The ‘Scaling Guide’ is one of the most important tools for getting the most out of your time at the gym. The key is to remember that the goal isn’t to get the fastest time, or the most rounds. The key is to use the ‘best’ progressions to land you right smack dab in the middle of the guide!

Scaling Guide(Time or Rounds).png

Before you start the workout, pick the loads and progressions for each movement that you think you can manage to end up in the middle of the scaling guide. Talk to your coach if you aren’t sure, and make sure you have a ‘back up plan’ if after the first few minutes you start lagging behind the target (this is why we usually post ‘minutes per round’ on most workouts).

It is encouraged to start the workout with loads and progressions (aka ‘scaling’) that may be a bit of a stretch if performed for the entire workout. When you are ‘fresh’, you should be able to maintain good form and intensity at these more difficult loads/progressions. If things are going well, keep going! If you start to slow down, or you can’t maintain great form within the time guide, be ready to scale back the movement to a lighter weight to maintain safety while still moving with intensity. One round of ‘Athletic’ or ‘Performance’ is better in the long run than a really fast workout where every round is scaled!
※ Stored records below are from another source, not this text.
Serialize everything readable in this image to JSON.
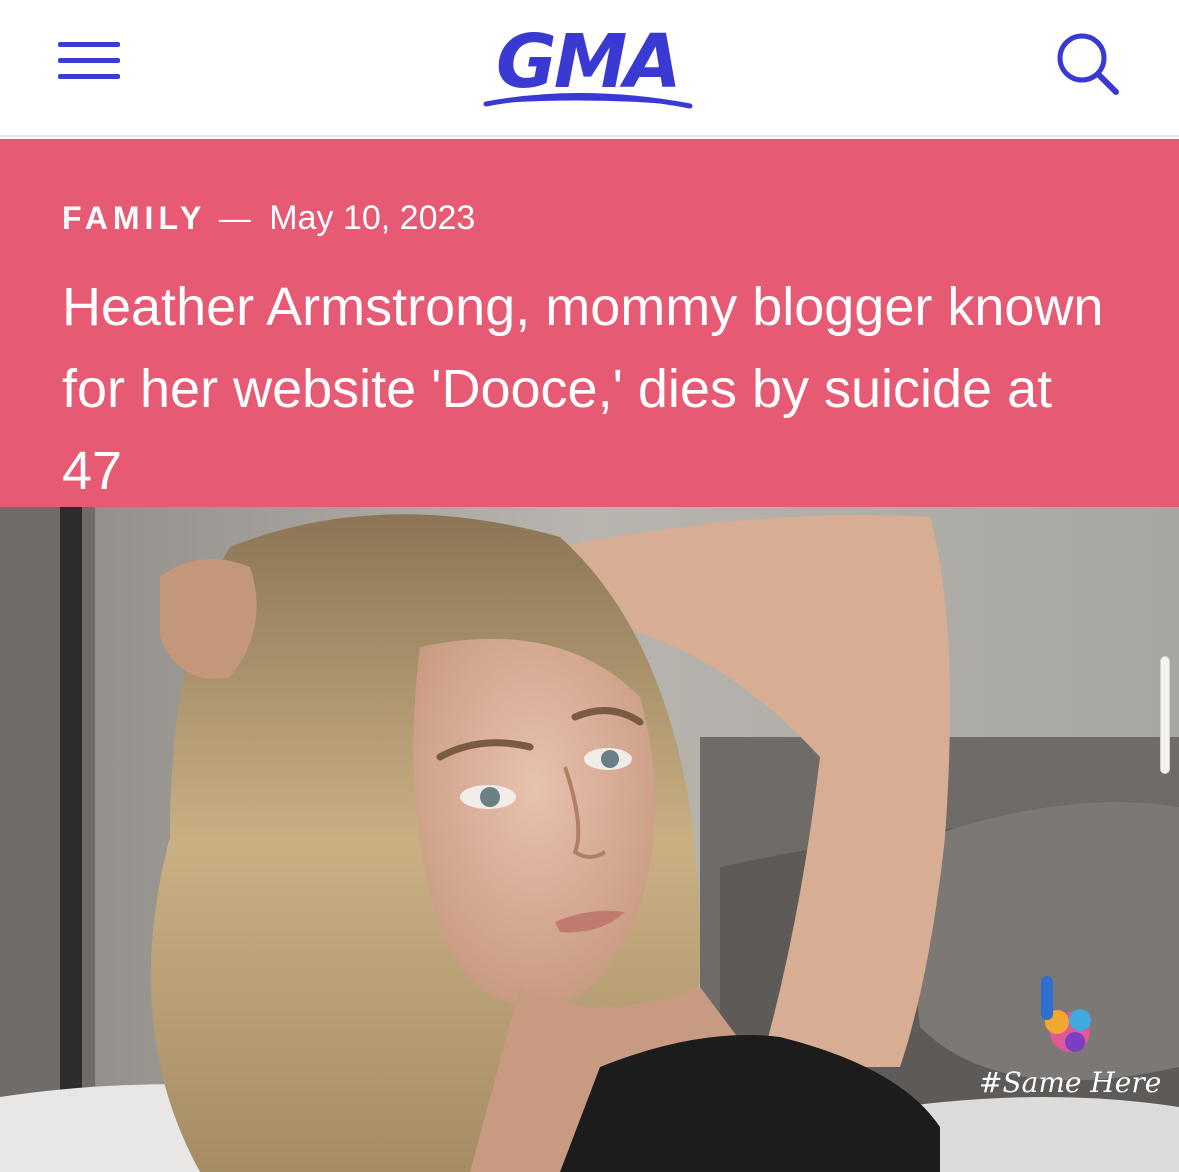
{
  "header": {
    "menu_icon": "hamburger-menu-icon",
    "logo_text": "GMA",
    "search_icon": "search-icon",
    "accent_color": "#3a3ad3"
  },
  "article": {
    "category": "FAMILY",
    "separator": "—",
    "date": "May 10, 2023",
    "title": "Heather Armstrong, mommy blogger known for her website 'Dooce,' dies by suicide at 47",
    "band_color": "#e65a74"
  },
  "photo": {
    "watermark_text": "#Same Here"
  }
}
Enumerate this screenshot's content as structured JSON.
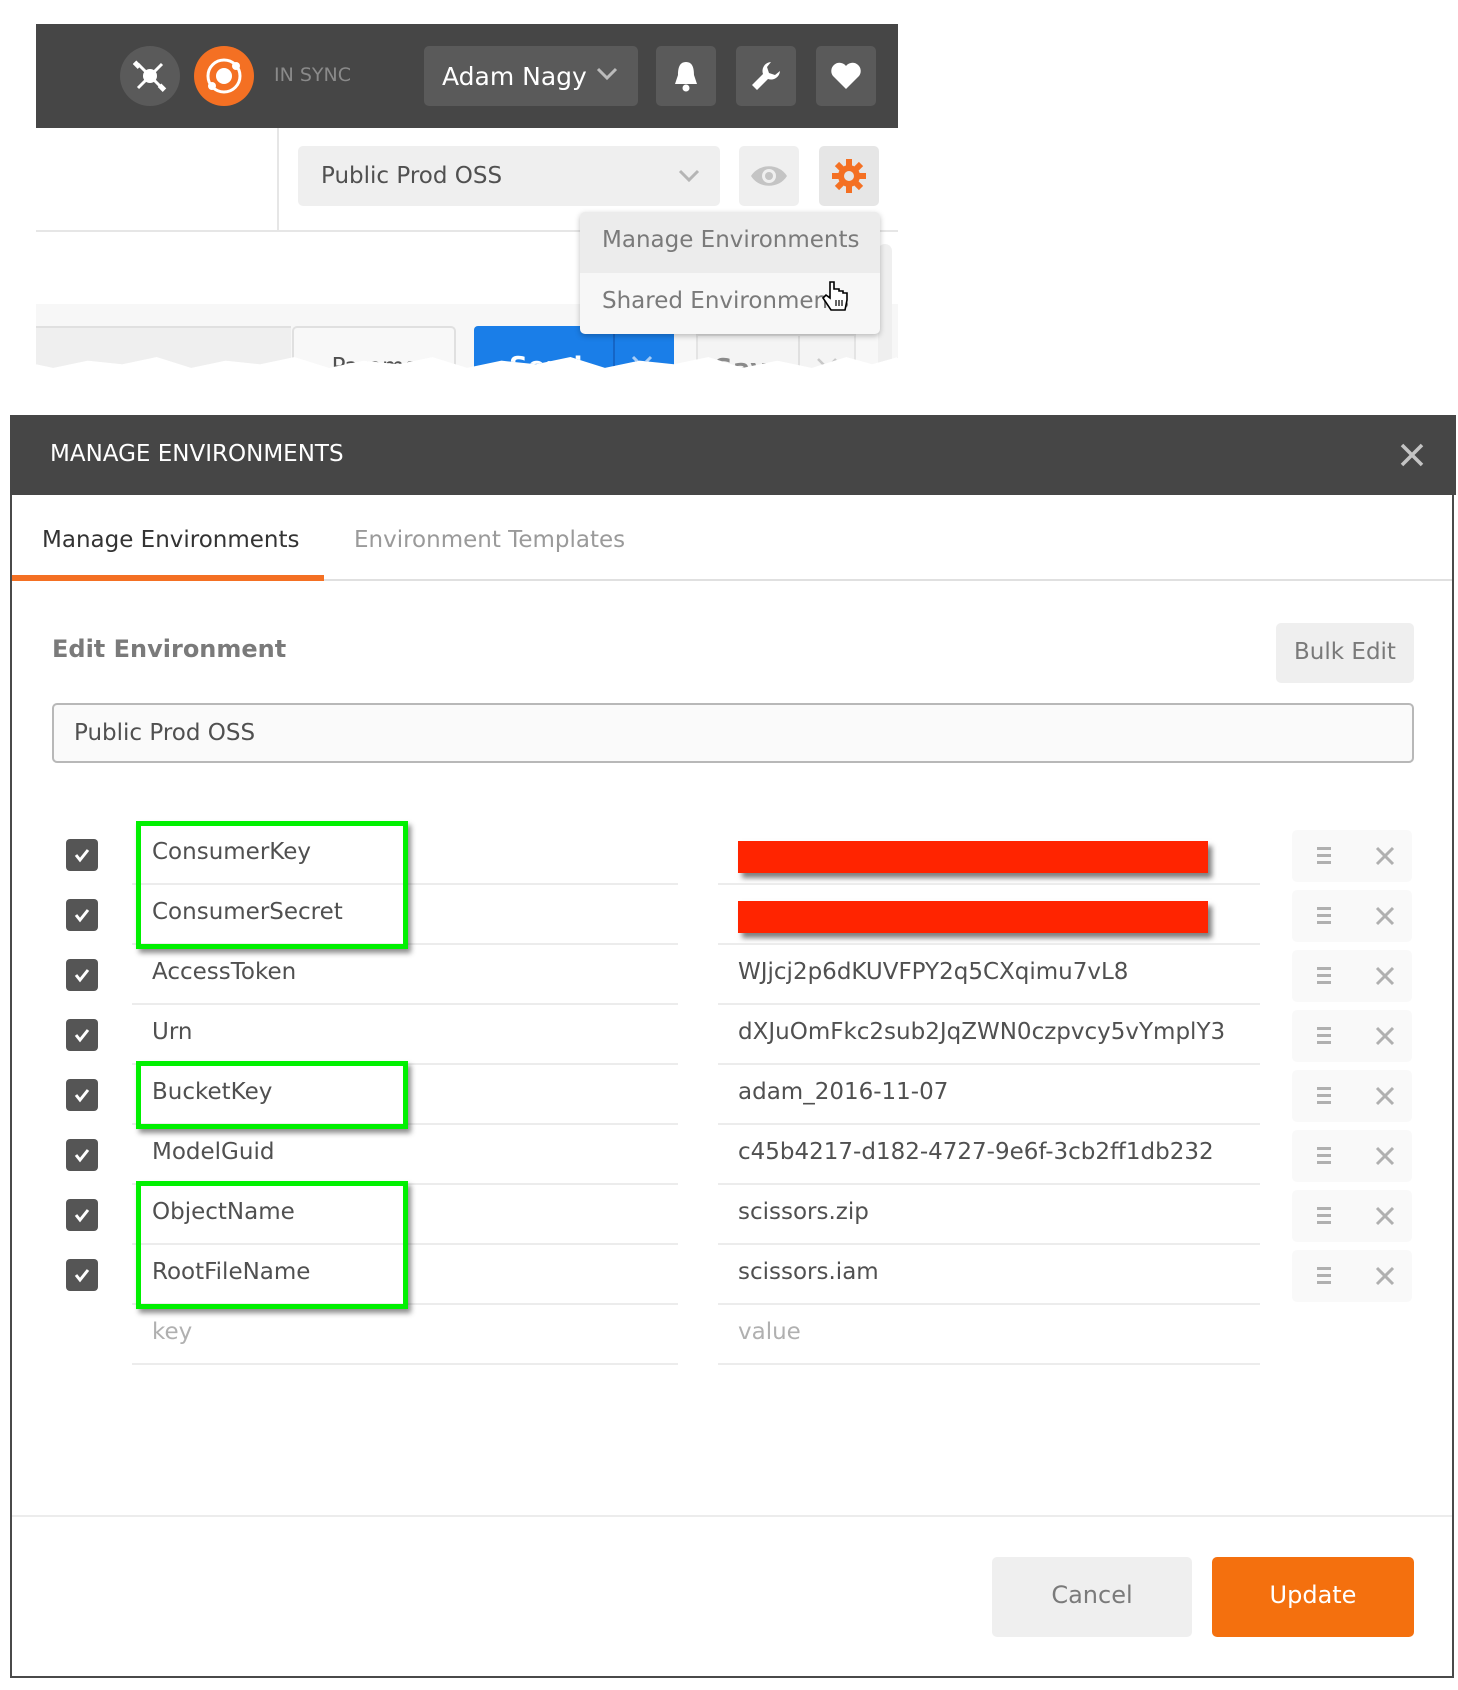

The biggest mistake we see is folks getting too caught up in their score at the end of the workout. The real ‘winners’ are the people who select the right movements/progressions that are going to get them the BEST results.

If you are a beginner, this means that you need to put your ego in check and do the movements that are going to get you into the middle of (or a tiny bit better than) the middle of the scaling guide. If you crush the scaling guide, it means that you might have made it ‘too easy’. If you struggled to finish within the scaling guide, it means that maybe you went too hard.

Side note: Many folks will ‘err on the side of caution’ and do things they are comfortable with, even if they are capable of more. Not only will this slow total progress, it can also change the stimulus of the workout or even put you at risk for injury!

For example, if you scale back the load of a squat, or do knee push ups instead of challenging ring push ups, you may end up doing TOO MANY rounds of an AMRAP. If you are doing a ‘for time’ workout, you may end up back at another movement without an adequate gap for certain muscles to recover.

Doing too many reps because you did 2 more rounds than the scaling guide or doing sets of repetitive movements too close together (because the movement(s) in-between were too ‘easy’) will cause more soreness and predispose you to tweaks and injuries.

If you are more experienced, you may find yourself crushing, or even beating, the scaling guide, even at the ‘Athletic’ or ‘Performance’ loads/progressions. This is a sign that you need to start thinking about doing heavier loads or more advanced progressions. Look at each movement individually and be honest with yourself about what progression is going to be the right balance between challenge and speed. When in doubt, ask your coach about what you should do. Generally, they’ll know where you should be at, and they’ll make sure you aren’t ‘sandbagging’ or biting off more than you can chew.

If you do end up outside of the scaling guide, learn from your experience and make better decisions for next time.

You aren’t “wrong” when you end up beating the scaling guide or going a minute or two over. It just means that you probably didn’t pick the BEST movement for the workout today (or maybe you didn’t have a good ‘back up plan’ when things went off the rails).

We must remember that we are training for the long game. Going too heavy or too advanced is just as detrimental to your progress as going too light or too easy.

You are investing an hour (or more) of your life at the gym today. Let’s make sure you are getting the most out of it by picking the BEST movements to get the most return on your investment!

Thrive on.

-Jeremy Jones